Page and application data records
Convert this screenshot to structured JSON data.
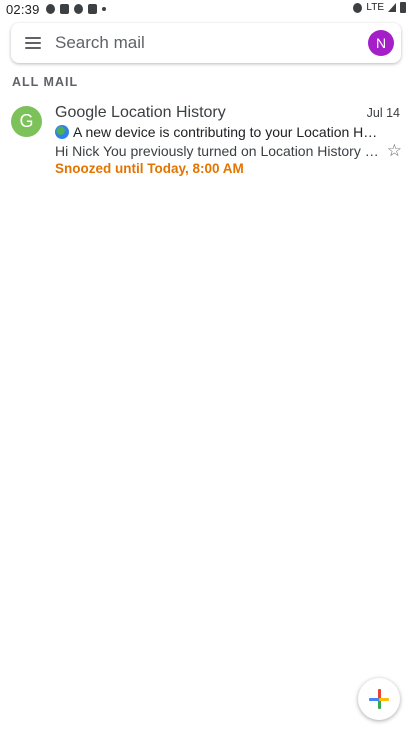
{
  "status_bar": {
    "time": "02:39",
    "network": "LTE"
  },
  "search": {
    "placeholder": "Search mail",
    "account_initial": "N"
  },
  "folder": {
    "label": "ALL MAIL"
  },
  "emails": [
    {
      "sender_initial": "G",
      "sender": "Google Location History",
      "date": "Jul 14",
      "subject": "A new device is contributing to your Location History",
      "snippet": "Hi Nick You previously turned on Location History for your Google Account",
      "snooze_label": "Snoozed until Today, 8:00 AM",
      "starred": false
    }
  ],
  "colors": {
    "avatar_account": "#a51fc9",
    "avatar_sender": "#7cc15a",
    "snooze_text": "#e37400"
  },
  "icons": {
    "menu": "menu-icon",
    "star": "star-outline-icon",
    "compose": "compose-plus-icon"
  }
}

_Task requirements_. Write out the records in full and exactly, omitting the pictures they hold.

_Response area_.
Convert this screenshot to structured JSON data.
{
  "status_bar": {
    "time": "02:39",
    "network": "LTE"
  },
  "search": {
    "placeholder": "Search mail",
    "account_initial": "N"
  },
  "folder": {
    "label": "ALL MAIL"
  },
  "emails": [
    {
      "sender_initial": "G",
      "sender": "Google Location History",
      "date": "Jul 14",
      "subject": "A new device is contributing to your Location History",
      "snippet": "Hi Nick You previously turned on Location History for your Google Account",
      "snooze_label": "Snoozed until Today, 8:00 AM",
      "starred": false
    }
  ],
  "colors": {
    "avatar_account": "#a51fc9",
    "avatar_sender": "#7cc15a",
    "snooze_text": "#e37400"
  },
  "icons": {
    "menu": "menu-icon",
    "star": "star-outline-icon",
    "compose": "compose-plus-icon"
  }
}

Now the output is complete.